5 Konotey-Ahulu FID. Black people’s red faces and AIDS prevention. Lancet 2000; 355(9214):1559. PMID: 10801206 [African vowel has at least 6 meanings with consonant]
6 Konotey-Ahulu FID. The Remarkable African Ear: Phenomenon of Mid Pitch Arrest Phenomenon in Krobo-Dangme-Gã Tonal Linguistics of South East Ghana. African American Museum of Philadelphia Award Lecture May 5 2007
8 UK Parliament. Abortion: Cleft Palate: Written question – 114833 (21 Nov. 2017)
9 Konotey-Ahulu FID. Some personal encounters with a remarkable physician. (Tribute to Dr Albert Joseph Hawe, OBE, CBE, MD, FRCP, DTMH). Ghana Med J 1979; 18: 88-90.
10 Williams Cicely. D. Kwashiorkor – a nutritional disease of children associated with a maize diet. Lancet 1935; ii: 1151-1152.

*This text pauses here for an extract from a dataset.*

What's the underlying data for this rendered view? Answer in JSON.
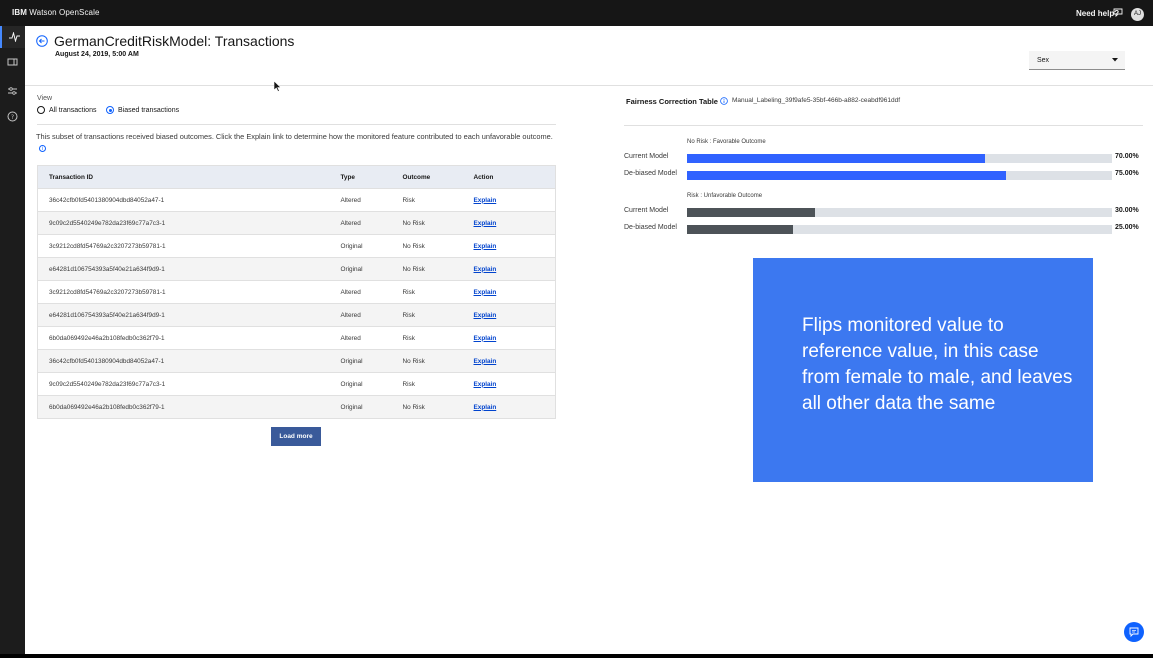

11 Konotey-Ahulu FID. Issues in Kwashiorkor. Lancet 1994, February 26, page 548.
12 Bonney GE, Walker M, Gbedemah K and Konotey-Ahulu FID. Multiple births and visible birth defects in 13000 consecutive deliveries in one Ghanaian hospital. In Proceedings of the Second International Congress on Twin Studies Part C Ed Nance W. Progress in Clinical and Biological Research 1978; 24 Pt B: 105-108.
13 Konotey-Ahulu FID. Ethical issues in prenatal diagnosis. BMJ Clin Res Ed 1984; 289(6438): 185. July 21. doi:10.1136/bmj.289.6438.185-a 6143955
14 Weatherall DJ. Ethical Issues and related problems arising from the application of the new genetics to clinical practice. In: The New Genetics and Clinical Practice. [Third Edition] Oxford University Press. Oxford 1991.
15 Konotey-Ahulu FID. Antenatal sickle cell disease haemoglobinopathy screening. BMJ
http://www.bmj.com/content/341/bmj.c5243/reply#bmj_el_243447 Rapid Resp. Oct 25 2010
16 Fraser GR. FIFTY YEARS OF HUMAN GENETICS – A Festschrift and liber amicorum to celebrate the life and work of George Robert Fraser. Wakefield Press, 1 Parade West, Kent Town, South Australia 5067 www.wakefieldpress.com.au
17 Yeoman Fran. Babies are aborted over an extra finger or club foot. The Times. May 29 2006.